§ Information provided
━━━━━━━━

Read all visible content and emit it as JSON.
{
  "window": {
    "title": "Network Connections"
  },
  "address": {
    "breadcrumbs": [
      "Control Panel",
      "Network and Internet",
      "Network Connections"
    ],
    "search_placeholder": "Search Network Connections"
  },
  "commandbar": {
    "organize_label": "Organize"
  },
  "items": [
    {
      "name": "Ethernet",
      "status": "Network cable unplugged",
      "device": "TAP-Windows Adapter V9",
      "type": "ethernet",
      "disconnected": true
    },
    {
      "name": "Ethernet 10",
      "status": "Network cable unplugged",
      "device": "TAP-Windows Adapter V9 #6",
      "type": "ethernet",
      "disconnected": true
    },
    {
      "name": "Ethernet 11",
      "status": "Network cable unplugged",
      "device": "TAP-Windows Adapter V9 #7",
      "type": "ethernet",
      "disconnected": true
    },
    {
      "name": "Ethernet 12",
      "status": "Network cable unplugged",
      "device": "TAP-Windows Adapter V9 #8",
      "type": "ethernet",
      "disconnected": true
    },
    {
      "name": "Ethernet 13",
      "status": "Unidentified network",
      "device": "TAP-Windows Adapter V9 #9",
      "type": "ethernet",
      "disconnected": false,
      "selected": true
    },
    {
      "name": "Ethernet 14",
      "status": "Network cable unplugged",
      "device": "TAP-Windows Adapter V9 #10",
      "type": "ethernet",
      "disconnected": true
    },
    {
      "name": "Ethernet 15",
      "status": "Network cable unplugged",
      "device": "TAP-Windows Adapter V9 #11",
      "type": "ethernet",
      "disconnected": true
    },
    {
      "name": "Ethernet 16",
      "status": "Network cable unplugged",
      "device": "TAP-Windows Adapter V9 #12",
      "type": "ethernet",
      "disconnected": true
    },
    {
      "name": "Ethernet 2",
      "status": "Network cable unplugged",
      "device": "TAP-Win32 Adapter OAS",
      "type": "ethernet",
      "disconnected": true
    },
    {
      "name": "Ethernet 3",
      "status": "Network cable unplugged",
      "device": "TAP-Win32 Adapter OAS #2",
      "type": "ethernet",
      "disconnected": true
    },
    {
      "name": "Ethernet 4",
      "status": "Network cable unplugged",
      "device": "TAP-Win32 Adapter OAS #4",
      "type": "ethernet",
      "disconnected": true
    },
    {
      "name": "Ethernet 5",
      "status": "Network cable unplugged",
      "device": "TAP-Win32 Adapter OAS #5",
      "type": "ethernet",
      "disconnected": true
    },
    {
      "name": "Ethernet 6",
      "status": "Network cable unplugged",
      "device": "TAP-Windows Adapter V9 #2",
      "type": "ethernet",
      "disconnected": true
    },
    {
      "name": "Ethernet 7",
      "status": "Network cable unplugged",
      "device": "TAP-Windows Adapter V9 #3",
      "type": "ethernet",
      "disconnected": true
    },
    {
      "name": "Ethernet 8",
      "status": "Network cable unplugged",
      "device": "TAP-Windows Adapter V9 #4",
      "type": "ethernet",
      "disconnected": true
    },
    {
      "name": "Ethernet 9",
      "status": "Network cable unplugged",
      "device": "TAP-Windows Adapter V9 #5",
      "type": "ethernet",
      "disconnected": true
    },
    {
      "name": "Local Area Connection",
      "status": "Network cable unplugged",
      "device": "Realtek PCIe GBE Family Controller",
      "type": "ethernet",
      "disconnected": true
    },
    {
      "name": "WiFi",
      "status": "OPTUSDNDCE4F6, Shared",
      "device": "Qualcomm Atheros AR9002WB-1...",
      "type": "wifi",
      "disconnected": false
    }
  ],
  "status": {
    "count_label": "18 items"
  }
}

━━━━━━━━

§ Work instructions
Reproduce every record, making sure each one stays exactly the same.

§ Answer section
Read all visible content and emit it as JSON.
{
  "window": {
    "title": "Network Connections"
  },
  "address": {
    "breadcrumbs": [
      "Control Panel",
      "Network and Internet",
      "Network Connections"
    ],
    "search_placeholder": "Search Network Connections"
  },
  "commandbar": {
    "organize_label": "Organize"
  },
  "items": [
    {
      "name": "Ethernet",
      "status": "Network cable unplugged",
      "device": "TAP-Windows Adapter V9",
      "type": "ethernet",
      "disconnected": true
    },
    {
      "name": "Ethernet 10",
      "status": "Network cable unplugged",
      "device": "TAP-Windows Adapter V9 #6",
      "type": "ethernet",
      "disconnected": true
    },
    {
      "name": "Ethernet 11",
      "status": "Network cable unplugged",
      "device": "TAP-Windows Adapter V9 #7",
      "type": "ethernet",
      "disconnected": true
    },
    {
      "name": "Ethernet 12",
      "status": "Network cable unplugged",
      "device": "TAP-Windows Adapter V9 #8",
      "type": "ethernet",
      "disconnected": true
    },
    {
      "name": "Ethernet 13",
      "status": "Unidentified network",
      "device": "TAP-Windows Adapter V9 #9",
      "type": "ethernet",
      "disconnected": false,
      "selected": true
    },
    {
      "name": "Ethernet 14",
      "status": "Network cable unplugged",
      "device": "TAP-Windows Adapter V9 #10",
      "type": "ethernet",
      "disconnected": true
    },
    {
      "name": "Ethernet 15",
      "status": "Network cable unplugged",
      "device": "TAP-Windows Adapter V9 #11",
      "type": "ethernet",
      "disconnected": true
    },
    {
      "name": "Ethernet 16",
      "status": "Network cable unplugged",
      "device": "TAP-Windows Adapter V9 #12",
      "type": "ethernet",
      "disconnected": true
    },
    {
      "name": "Ethernet 2",
      "status": "Network cable unplugged",
      "device": "TAP-Win32 Adapter OAS",
      "type": "ethernet",
      "disconnected": true
    },
    {
      "name": "Ethernet 3",
      "status": "Network cable unplugged",
      "device": "TAP-Win32 Adapter OAS #2",
      "type": "ethernet",
      "disconnected": true
    },
    {
      "name": "Ethernet 4",
      "status": "Network cable unplugged",
      "device": "TAP-Win32 Adapter OAS #4",
      "type": "ethernet",
      "disconnected": true
    },
    {
      "name": "Ethernet 5",
      "status": "Network cable unplugged",
      "device": "TAP-Win32 Adapter OAS #5",
      "type": "ethernet",
      "disconnected": true
    },
    {
      "name": "Ethernet 6",
      "status": "Network cable unplugged",
      "device": "TAP-Windows Adapter V9 #2",
      "type": "ethernet",
      "disconnected": true
    },
    {
      "name": "Ethernet 7",
      "status": "Network cable unplugged",
      "device": "TAP-Windows Adapter V9 #3",
      "type": "ethernet",
      "disconnected": true
    },
    {
      "name": "Ethernet 8",
      "status": "Network cable unplugged",
      "device": "TAP-Windows Adapter V9 #4",
      "type": "ethernet",
      "disconnected": true
    },
    {
      "name": "Ethernet 9",
      "status": "Network cable unplugged",
      "device": "TAP-Windows Adapter V9 #5",
      "type": "ethernet",
      "disconnected": true
    },
    {
      "name": "Local Area Connection",
      "status": "Network cable unplugged",
      "device": "Realtek PCIe GBE Family Controller",
      "type": "ethernet",
      "disconnected": true
    },
    {
      "name": "WiFi",
      "status": "OPTUSDNDCE4F6, Shared",
      "device": "Qualcomm Atheros AR9002WB-1...",
      "type": "wifi",
      "disconnected": false
    }
  ],
  "status": {
    "count_label": "18 items"
  }
}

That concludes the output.